Statutory Wills


If someone is unable to make a will, because they lack the necessary testamentary capacity, then it is possible for the Court of Protection to order someone else to make a will on their behalf. This is known as a “Statutory Will”.

The terms of that Statutory Will must be approved by the Court. An attorney or deputy does not have the authority to make a will for a person lacking capacity without court approval.

If you are worried that the current will or intestacy of someone lacking mental capacity does not reflect how they would want their estate to pass on their death then you may want to consider making a Statutory Will application.

We can assist you with:

  • The necessary pre-application investigations
  • Obtaining the required medical evidence about capacity
  • Drafting the proposed will
  • Preparing your witness statement in support of the application
  • Completing the application forms
  • Dealing with any responses to the application

We can also advise you if you have received a Statutory Will application and have been asked to respond.
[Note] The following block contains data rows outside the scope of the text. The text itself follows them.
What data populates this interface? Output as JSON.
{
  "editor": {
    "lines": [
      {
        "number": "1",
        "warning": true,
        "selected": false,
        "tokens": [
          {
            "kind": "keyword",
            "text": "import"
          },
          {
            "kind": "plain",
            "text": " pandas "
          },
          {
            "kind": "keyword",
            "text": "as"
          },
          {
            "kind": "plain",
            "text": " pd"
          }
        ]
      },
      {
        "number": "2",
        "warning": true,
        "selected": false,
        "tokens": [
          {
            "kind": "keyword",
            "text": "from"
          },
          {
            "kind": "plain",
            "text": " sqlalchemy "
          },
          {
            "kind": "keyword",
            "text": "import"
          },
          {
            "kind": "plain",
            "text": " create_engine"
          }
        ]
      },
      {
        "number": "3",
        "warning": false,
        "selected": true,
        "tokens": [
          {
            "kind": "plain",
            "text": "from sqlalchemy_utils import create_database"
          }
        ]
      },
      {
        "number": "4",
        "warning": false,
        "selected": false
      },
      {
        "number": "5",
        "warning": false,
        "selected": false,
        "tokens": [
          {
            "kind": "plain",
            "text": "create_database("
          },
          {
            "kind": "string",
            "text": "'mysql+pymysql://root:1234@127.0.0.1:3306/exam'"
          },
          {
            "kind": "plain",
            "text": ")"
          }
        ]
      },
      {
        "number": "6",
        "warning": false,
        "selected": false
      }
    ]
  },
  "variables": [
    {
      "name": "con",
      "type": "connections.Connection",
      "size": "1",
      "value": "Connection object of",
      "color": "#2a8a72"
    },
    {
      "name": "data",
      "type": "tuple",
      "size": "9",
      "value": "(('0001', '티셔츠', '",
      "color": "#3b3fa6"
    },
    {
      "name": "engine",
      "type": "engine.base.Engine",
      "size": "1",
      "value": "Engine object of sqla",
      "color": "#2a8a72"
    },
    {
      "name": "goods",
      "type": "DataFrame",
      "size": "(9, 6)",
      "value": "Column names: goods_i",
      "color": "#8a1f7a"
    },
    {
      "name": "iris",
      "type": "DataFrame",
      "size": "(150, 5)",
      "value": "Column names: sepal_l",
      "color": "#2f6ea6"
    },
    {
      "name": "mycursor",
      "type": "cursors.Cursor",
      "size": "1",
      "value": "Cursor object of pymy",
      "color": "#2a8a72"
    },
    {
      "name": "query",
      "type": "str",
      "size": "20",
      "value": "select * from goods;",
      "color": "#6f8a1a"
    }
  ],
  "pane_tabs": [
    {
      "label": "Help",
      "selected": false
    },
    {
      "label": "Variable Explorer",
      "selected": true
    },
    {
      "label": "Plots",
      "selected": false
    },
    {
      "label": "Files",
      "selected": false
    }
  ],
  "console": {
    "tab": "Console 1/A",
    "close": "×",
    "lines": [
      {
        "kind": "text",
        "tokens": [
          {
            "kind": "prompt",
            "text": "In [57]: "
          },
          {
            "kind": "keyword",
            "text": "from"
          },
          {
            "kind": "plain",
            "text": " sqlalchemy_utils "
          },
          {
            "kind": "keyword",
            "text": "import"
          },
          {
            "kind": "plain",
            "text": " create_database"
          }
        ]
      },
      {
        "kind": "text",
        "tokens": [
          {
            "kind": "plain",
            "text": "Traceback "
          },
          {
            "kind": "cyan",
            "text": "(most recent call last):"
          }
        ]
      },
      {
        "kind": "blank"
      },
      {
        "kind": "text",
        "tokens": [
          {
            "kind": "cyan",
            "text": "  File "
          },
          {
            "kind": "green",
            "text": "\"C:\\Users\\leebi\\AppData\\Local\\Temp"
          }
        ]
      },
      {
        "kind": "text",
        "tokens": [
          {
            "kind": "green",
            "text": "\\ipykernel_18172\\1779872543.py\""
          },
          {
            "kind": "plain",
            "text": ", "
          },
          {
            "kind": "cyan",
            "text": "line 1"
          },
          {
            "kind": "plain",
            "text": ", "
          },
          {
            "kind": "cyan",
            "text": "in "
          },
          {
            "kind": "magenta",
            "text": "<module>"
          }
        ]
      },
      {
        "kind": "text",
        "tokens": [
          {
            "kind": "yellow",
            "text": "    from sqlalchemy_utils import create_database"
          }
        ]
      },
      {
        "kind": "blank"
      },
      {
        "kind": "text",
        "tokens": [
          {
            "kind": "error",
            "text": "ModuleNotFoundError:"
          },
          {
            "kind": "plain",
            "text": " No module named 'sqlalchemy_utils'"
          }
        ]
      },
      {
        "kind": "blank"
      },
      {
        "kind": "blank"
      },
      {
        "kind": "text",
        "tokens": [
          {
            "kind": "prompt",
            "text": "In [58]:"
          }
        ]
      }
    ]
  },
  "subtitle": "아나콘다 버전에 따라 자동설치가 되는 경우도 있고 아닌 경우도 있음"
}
If the parties to the application do not agree about the terms of the proposed Statutory Will our specialist Court of Protection disputes team can advise you further.

Please do not hesitate to contact us if you would like to discuss this further.